For there will be no hope of real comfort if we do not first acknowledge that a great and perplexing gulf of grief and sorrow is present in our world and, at times, in our own lives. One does not see God in the whirlwind without confronting the whirlwind.
Sometimes there are no words. But when you are writing a newsletter, ‘no words’ are not so helpful, so let me give you a bit of a background story to what is to come.
On September 11, 2001 I was finishing up a visit to the USA and scheduled to fly out that morning. In the resulting chaos after the terrorist attacks, I found myself ‘stranded’ for a week, but not without purpose. Somehow, people in the area heard that a missionary in Mozambique was around, so I had requests to meet and speak with people. One of those I met with eventually moved to Mozambique and started ministering to streetboys, and before long had a children’s home called House of Blessing (HOB). I went and visited the orphans and vulnerable children living there many times, and even 9 years ago David and I “orphan-sat” for three months so my friend running the place could have a break from caring for 40 children.
There’s a lot more to the story, but suffice to say, I know and love these HOB kids, most of whom are young adults now.
Thus, I was shocked last month when I discovered Helena, one of the 19 year old’s had committed suicide. Helena had a beautiful smile and personality, and when David and I lived in a little reed hut for our 3 month assist, she used to wake us up with a song and dance -literally! Her photo has been my computer screensaver for four years, as well as my laptop skin.
Though it is no surprise that the ministry we are involved in to vulnerable young adults transitioning out of orphanages into independent living situations is fraught with risks, when we lose one of them, it is devastating. So since I knew Helena’s HOB brothers and sisters were going to be having a hard time at the holidays in particular with her absence, I flew up to the area just prior to Christmas so I could gather them together on December 25th.
Our Christmas celebration was a God-blessed event attended by 40, and needed conversations took place about how when problems or hurts are kept in the dark, they usually fester, and often they poison a person. A commitment was made to bring our struggles into the light, so we as a family could be more supportive.

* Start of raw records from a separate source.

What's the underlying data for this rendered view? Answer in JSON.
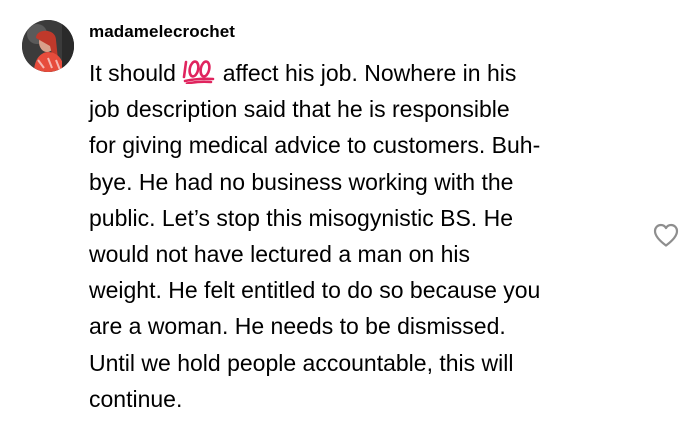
{
  "comment": {
    "username": "madamelecrochet",
    "text_lead": "It should ",
    "emoji": "💯",
    "text_rest": " affect his job. Nowhere in his\njob description said that he is responsible\nfor giving medical advice to customers. Buh-\nbye. He had no business working with the\npublic. Let’s stop this misogynistic BS. He\nwould not have lectured a man on his\nweight. He felt entitled to do so because you\nare a woman. He needs to be dismissed.\nUntil we hold people accountable, this will\ncontinue."
  },
  "icons": {
    "avatar": "user-avatar",
    "hundred": "hundred-points-icon",
    "like": "heart-outline-icon"
  },
  "colors": {
    "text": "#000000",
    "emoji_red": "#e0245e",
    "icon_stroke": "#8e8e8e"
  }
}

So, in honor of my beloved Helena, and the commitment to share our needs, I’m going to bring before you some of the struggles of these HOB young adults. I do so not to promote voyeurism, but to encourage prayer and possible additional involvement. I will not give too many details here about the needs, but feel free to get a hold of me if you want additional information.
Is there a grace and a love that can coexist with pain, and rather than being nullified by it,
somehow is more profoundly made manifest in the midst of it?
Could it be everything sad is coming untrue? In the hands of the one who is making all things new.
I was reminded afresh today of how needed a safe house is when I learned two of the young women from HOB who were coming to visit by bus were being targeted by a man offering them food and transportation, and whose intention for them was clearly trafficking. They naively just thought he was a nice guy, but their sister who lives with us and was picking them up recognized the obvious clues that signaled danger. There is a great need to transition these (and other) young adult orphans from orphanage life to safe independent living environments. Our live-in college concept does indeed address this, but until it is up and running, it’s important we protect these who are at risk, and in a manner of speaking, falling down ravines with steep inclines and life-threatening terrain.
Helena’s House can dramatically decrease the dangers to young women such as the ones who just came our way. Thinking of one of those two, I know the impact this could make as presently she lives in government housing in a small room, whose size is smaller than most people’s closets. She has been robbed twice. She also shares a bathroom with 9 families, and since her door is the closest to it, she is forced to clean it or the smell becomes overpowering. A healthier housing situation for this delightful and talented young woman could literally save her life. And with a dream to be a missionary in Israel, there’s no telling the impact saving her life could eventually have on thousands of others.
$500 a month
The following 6 projects are for House of Blessing, so cheques for these needs would be written out to them.
One of the greatest struggles for HOB is not having the funds to hire a caretaker for Davi, another 19 year old orphan, and Helena’s cousin.